No nation in the world honors its poets as does the State of Israel, and Yehuda Amichai is among Israel’s greatest poets.
An Arab Shepherd Is Searching For His Goat On Mount Zion
An Arab shepherd is searching for his goat on Mount Zion / and on the opposite hill I am searching for my little boy. / An Arab shepherd and a Jewish father / both in their temporary failure. / Our two voices met above / the Sultan’s Pool in the valley between us. / Neither of us wants the boy or the goat / to get caught in the wheels / of the “Chad Gadya” machine. / Afterward we found them among the bushes, / and our voices came back inside us / laughing and crying. / Searching for a goat or for a child has always been / the beginning of a new religion in these mountains.
On a roof in the Old City / laundry hanging in the late afternoon sunlight: / the white sheet of a woman who is my enemy, / the towel of a man who is my enemy, / to wipe off the sweat of his brow.

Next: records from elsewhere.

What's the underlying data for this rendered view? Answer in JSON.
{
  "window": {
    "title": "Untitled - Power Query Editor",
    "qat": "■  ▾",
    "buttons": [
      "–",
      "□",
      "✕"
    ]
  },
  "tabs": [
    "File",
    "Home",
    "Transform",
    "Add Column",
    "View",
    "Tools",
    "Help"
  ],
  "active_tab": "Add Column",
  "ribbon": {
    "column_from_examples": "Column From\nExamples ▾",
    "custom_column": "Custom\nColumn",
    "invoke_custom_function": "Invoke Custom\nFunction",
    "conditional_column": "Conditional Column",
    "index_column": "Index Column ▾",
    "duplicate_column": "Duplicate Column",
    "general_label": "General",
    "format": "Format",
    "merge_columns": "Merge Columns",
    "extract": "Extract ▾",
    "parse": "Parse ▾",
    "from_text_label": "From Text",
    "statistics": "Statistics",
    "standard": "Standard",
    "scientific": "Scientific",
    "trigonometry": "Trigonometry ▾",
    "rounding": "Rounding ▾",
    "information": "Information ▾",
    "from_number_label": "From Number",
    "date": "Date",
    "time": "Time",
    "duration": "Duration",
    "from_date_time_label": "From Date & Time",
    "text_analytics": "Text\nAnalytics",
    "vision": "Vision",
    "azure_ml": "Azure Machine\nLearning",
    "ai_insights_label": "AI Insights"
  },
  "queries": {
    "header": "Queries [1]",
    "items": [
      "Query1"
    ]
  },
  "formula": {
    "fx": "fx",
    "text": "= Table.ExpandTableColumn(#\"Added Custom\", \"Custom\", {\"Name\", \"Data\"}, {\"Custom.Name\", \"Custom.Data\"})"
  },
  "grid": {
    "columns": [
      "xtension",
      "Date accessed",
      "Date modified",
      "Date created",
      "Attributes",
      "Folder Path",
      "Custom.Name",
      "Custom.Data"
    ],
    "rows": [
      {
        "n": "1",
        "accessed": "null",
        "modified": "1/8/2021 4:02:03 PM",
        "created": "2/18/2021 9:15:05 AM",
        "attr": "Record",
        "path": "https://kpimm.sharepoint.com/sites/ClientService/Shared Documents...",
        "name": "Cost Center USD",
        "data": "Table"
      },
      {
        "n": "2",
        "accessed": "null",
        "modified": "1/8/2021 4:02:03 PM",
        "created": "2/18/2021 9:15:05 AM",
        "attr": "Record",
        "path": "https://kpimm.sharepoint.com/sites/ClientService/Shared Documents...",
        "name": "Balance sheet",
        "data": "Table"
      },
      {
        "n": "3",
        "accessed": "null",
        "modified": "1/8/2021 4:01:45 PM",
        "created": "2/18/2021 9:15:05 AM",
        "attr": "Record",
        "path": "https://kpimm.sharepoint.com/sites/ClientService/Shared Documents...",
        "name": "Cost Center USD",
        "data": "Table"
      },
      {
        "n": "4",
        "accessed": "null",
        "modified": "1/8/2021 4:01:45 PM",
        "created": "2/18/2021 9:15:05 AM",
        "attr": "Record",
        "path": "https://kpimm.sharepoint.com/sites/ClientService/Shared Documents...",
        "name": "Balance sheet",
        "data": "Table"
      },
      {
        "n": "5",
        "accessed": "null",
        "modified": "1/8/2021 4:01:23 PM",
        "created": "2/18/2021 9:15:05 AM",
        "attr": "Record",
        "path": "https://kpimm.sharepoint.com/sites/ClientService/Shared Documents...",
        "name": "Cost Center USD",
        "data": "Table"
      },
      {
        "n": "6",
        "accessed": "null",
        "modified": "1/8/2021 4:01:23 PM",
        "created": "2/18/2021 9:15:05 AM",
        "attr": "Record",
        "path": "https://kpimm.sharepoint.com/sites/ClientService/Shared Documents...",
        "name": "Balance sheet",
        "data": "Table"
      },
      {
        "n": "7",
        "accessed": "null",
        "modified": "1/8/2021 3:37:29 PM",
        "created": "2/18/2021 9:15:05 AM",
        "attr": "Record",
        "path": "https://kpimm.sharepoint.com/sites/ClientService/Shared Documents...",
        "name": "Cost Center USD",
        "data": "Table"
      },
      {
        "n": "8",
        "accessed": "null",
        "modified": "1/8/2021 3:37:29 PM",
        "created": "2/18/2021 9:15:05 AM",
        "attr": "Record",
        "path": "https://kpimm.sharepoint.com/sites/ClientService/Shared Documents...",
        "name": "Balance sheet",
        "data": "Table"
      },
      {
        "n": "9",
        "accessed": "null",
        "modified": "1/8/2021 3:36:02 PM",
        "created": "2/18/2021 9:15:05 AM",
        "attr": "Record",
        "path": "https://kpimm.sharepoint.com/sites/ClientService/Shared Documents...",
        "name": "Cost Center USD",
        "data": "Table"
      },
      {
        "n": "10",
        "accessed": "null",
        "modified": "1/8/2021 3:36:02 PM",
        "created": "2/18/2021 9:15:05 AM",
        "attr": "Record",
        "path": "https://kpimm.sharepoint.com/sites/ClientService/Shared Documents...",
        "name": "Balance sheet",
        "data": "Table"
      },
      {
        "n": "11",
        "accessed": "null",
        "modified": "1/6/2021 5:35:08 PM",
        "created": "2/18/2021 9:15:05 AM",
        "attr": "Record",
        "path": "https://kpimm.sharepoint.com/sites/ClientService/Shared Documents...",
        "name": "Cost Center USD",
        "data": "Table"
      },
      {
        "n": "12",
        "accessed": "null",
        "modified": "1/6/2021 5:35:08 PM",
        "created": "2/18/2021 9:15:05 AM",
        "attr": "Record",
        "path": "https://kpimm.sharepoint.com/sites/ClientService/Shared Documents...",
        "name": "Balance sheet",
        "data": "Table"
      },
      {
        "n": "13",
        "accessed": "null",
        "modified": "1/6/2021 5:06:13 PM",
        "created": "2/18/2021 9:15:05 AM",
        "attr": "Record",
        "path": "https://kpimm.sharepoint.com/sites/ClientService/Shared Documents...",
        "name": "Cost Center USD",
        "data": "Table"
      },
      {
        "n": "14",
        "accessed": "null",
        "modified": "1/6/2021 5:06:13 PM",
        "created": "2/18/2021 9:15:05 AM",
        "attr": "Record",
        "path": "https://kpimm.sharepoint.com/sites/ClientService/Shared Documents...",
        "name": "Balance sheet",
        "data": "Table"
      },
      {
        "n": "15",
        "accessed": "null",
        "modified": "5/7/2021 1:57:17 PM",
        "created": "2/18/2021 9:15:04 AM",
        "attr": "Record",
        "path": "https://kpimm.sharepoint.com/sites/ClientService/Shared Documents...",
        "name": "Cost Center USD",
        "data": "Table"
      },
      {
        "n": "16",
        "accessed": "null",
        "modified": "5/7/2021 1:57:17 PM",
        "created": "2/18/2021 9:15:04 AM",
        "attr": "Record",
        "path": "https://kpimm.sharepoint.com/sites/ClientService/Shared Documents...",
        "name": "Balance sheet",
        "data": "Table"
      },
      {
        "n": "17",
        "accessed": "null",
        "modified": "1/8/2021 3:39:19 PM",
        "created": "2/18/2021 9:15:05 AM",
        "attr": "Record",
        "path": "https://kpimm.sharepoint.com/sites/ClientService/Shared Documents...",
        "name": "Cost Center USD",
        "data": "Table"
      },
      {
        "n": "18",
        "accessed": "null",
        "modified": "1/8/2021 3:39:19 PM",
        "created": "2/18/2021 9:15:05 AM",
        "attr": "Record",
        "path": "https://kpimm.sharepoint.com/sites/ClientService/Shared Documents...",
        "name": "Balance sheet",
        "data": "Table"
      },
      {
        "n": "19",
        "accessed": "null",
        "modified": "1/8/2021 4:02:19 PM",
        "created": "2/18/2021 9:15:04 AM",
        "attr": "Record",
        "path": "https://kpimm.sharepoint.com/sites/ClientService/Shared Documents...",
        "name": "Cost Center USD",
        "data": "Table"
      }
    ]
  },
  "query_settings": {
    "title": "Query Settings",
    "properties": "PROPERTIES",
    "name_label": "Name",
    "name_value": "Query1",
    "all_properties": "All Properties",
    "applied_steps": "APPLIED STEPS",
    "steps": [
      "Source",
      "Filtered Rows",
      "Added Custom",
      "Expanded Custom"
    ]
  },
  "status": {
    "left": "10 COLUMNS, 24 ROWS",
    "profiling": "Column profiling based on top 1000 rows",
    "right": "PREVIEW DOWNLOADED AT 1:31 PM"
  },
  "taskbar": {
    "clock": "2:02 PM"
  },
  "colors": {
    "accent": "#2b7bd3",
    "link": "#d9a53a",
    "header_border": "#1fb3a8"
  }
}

In the sky of the Old City / a kite. / At the other end of the string, / a child / I can’t see / because of the wall.
We have put up many flags, / they have put up many flags. / to make us think that they’re happy. / to make them think that we’re happy.
Not the peace of a cease-fire, / not even the vision of the wolf and the lamb, / but rather / as in the heart when the excitement is over / and you can talk only about a great weariness. / I know that I know how to kill, / that makes me an adult. / And my son plays with a toy gun that knows / how to open and close its eyes and say Mama. / A peace / without the big noise of beating swords into ploughshares, / without words, without / the thud of the heavy rubber stamp: let it be / light, floating, like lazy white foam. / A little rest for the wounds – / Who speaks of healing? / (And the howl of the orphans is passed from one generation / to the next, as in a relay race: / the baton never falls.)
Let it come / like wildflowers, / suddenly, because the field / must have it: wildpeace.